(Dataset items)
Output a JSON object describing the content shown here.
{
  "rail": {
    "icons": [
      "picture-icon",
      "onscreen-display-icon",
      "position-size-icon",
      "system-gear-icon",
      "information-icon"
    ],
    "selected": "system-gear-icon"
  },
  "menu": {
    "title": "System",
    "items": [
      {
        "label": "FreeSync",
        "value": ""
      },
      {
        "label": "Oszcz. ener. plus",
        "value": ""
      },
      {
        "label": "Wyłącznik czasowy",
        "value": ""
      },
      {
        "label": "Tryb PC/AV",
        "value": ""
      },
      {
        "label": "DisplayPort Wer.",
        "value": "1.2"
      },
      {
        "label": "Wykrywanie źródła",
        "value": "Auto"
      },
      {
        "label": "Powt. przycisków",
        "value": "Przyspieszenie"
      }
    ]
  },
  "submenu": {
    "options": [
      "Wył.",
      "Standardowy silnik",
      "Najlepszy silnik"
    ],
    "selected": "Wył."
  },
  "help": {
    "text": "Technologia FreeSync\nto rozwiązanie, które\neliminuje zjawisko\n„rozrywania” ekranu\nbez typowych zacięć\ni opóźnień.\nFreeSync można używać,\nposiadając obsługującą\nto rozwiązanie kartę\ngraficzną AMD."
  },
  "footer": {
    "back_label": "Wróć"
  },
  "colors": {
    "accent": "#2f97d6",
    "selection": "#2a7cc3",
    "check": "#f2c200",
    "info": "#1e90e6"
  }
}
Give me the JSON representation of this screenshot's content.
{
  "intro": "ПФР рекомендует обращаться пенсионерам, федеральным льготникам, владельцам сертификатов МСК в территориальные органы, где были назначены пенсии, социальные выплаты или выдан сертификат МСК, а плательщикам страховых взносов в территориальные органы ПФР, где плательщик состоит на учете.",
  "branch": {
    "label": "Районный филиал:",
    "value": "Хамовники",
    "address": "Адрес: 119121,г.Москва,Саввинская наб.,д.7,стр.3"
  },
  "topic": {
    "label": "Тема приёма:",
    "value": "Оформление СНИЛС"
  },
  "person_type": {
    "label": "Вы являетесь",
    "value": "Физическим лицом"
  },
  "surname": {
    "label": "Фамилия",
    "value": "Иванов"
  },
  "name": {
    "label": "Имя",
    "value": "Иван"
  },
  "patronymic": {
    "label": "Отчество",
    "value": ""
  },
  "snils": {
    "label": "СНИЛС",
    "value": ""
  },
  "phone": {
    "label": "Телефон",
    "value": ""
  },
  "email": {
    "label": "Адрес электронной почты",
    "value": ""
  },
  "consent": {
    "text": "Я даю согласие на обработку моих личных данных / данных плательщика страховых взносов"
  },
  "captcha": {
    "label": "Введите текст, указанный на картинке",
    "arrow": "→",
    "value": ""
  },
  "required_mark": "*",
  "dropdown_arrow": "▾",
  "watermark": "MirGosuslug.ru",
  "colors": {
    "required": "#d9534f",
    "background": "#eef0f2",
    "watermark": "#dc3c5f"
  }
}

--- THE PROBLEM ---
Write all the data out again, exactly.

--- WORKED SOLUTION ---
Output a JSON object describing the content shown here.
{
  "rail": {
    "icons": [
      "picture-icon",
      "onscreen-display-icon",
      "position-size-icon",
      "system-gear-icon",
      "information-icon"
    ],
    "selected": "system-gear-icon"
  },
  "menu": {
    "title": "System",
    "items": [
      {
        "label": "FreeSync",
        "value": ""
      },
      {
        "label": "Oszcz. ener. plus",
        "value": ""
      },
      {
        "label": "Wyłącznik czasowy",
        "value": ""
      },
      {
        "label": "Tryb PC/AV",
        "value": ""
      },
      {
        "label": "DisplayPort Wer.",
        "value": "1.2"
      },
      {
        "label": "Wykrywanie źródła",
        "value": "Auto"
      },
      {
        "label": "Powt. przycisków",
        "value": "Przyspieszenie"
      }
    ]
  },
  "submenu": {
    "options": [
      "Wył.",
      "Standardowy silnik",
      "Najlepszy silnik"
    ],
    "selected": "Wył."
  },
  "help": {
    "text": "Technologia FreeSync\nto rozwiązanie, które\neliminuje zjawisko\n„rozrywania” ekranu\nbez typowych zacięć\ni opóźnień.\nFreeSync można używać,\nposiadając obsługującą\nto rozwiązanie kartę\ngraficzną AMD."
  },
  "footer": {
    "back_label": "Wróć"
  },
  "colors": {
    "accent": "#2f97d6",
    "selection": "#2a7cc3",
    "check": "#f2c200",
    "info": "#1e90e6"
  }
}
Give me the JSON representation of this screenshot's content.
{
  "intro": "ПФР рекомендует обращаться пенсионерам, федеральным льготникам, владельцам сертификатов МСК в территориальные органы, где были назначены пенсии, социальные выплаты или выдан сертификат МСК, а плательщикам страховых взносов в территориальные органы ПФР, где плательщик состоит на учете.",
  "branch": {
    "label": "Районный филиал:",
    "value": "Хамовники",
    "address": "Адрес: 119121,г.Москва,Саввинская наб.,д.7,стр.3"
  },
  "topic": {
    "label": "Тема приёма:",
    "value": "Оформление СНИЛС"
  },
  "person_type": {
    "label": "Вы являетесь",
    "value": "Физическим лицом"
  },
  "surname": {
    "label": "Фамилия",
    "value": "Иванов"
  },
  "name": {
    "label": "Имя",
    "value": "Иван"
  },
  "patronymic": {
    "label": "Отчество",
    "value": ""
  },
  "snils": {
    "label": "СНИЛС",
    "value": ""
  },
  "phone": {
    "label": "Телефон",
    "value": ""
  },
  "email": {
    "label": "Адрес электронной почты",
    "value": ""
  },
  "consent": {
    "text": "Я даю согласие на обработку моих личных данных / данных плательщика страховых взносов"
  },
  "captcha": {
    "label": "Введите текст, указанный на картинке",
    "arrow": "→",
    "value": ""
  },
  "required_mark": "*",
  "dropdown_arrow": "▾",
  "watermark": "MirGosuslug.ru",
  "colors": {
    "required": "#d9534f",
    "background": "#eef0f2",
    "watermark": "#dc3c5f"
  }
}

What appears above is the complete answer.